▸ **YOUR OBJECTIVE**: The whole listing below should be output again, word for word.

BEGIN ENTRIES SUPPLIED

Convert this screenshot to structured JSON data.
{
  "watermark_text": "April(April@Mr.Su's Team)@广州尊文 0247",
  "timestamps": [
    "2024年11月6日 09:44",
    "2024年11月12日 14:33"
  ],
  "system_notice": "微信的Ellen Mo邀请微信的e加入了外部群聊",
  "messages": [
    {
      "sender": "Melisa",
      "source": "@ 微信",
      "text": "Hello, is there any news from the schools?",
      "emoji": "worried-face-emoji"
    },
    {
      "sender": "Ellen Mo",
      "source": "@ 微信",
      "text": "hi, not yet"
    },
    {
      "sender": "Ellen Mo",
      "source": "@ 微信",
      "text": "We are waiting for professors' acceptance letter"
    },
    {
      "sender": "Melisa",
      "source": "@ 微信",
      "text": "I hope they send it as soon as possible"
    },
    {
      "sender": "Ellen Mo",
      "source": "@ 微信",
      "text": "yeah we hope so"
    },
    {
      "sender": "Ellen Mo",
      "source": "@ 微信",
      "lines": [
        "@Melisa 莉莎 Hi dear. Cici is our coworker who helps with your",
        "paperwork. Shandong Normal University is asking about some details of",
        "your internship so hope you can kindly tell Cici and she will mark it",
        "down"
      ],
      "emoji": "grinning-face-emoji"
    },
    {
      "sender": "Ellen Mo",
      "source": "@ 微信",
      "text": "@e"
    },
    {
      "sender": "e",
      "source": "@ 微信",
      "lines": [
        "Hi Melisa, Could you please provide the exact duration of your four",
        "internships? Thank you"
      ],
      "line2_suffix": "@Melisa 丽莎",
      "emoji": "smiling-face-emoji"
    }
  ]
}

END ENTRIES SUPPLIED

▸ **TASK SOLUTION**:
Convert this screenshot to structured JSON data.
{
  "watermark_text": "April(April@Mr.Su's Team)@广州尊文 0247",
  "timestamps": [
    "2024年11月6日 09:44",
    "2024年11月12日 14:33"
  ],
  "system_notice": "微信的Ellen Mo邀请微信的e加入了外部群聊",
  "messages": [
    {
      "sender": "Melisa",
      "source": "@ 微信",
      "text": "Hello, is there any news from the schools?",
      "emoji": "worried-face-emoji"
    },
    {
      "sender": "Ellen Mo",
      "source": "@ 微信",
      "text": "hi, not yet"
    },
    {
      "sender": "Ellen Mo",
      "source": "@ 微信",
      "text": "We are waiting for professors' acceptance letter"
    },
    {
      "sender": "Melisa",
      "source": "@ 微信",
      "text": "I hope they send it as soon as possible"
    },
    {
      "sender": "Ellen Mo",
      "source": "@ 微信",
      "text": "yeah we hope so"
    },
    {
      "sender": "Ellen Mo",
      "source": "@ 微信",
      "lines": [
        "@Melisa 莉莎 Hi dear. Cici is our coworker who helps with your",
        "paperwork. Shandong Normal University is asking about some details of",
        "your internship so hope you can kindly tell Cici and she will mark it",
        "down"
      ],
      "emoji": "grinning-face-emoji"
    },
    {
      "sender": "Ellen Mo",
      "source": "@ 微信",
      "text": "@e"
    },
    {
      "sender": "e",
      "source": "@ 微信",
      "lines": [
        "Hi Melisa, Could you please provide the exact duration of your four",
        "internships? Thank you"
      ],
      "line2_suffix": "@Melisa 丽莎",
      "emoji": "smiling-face-emoji"
    }
  ]
}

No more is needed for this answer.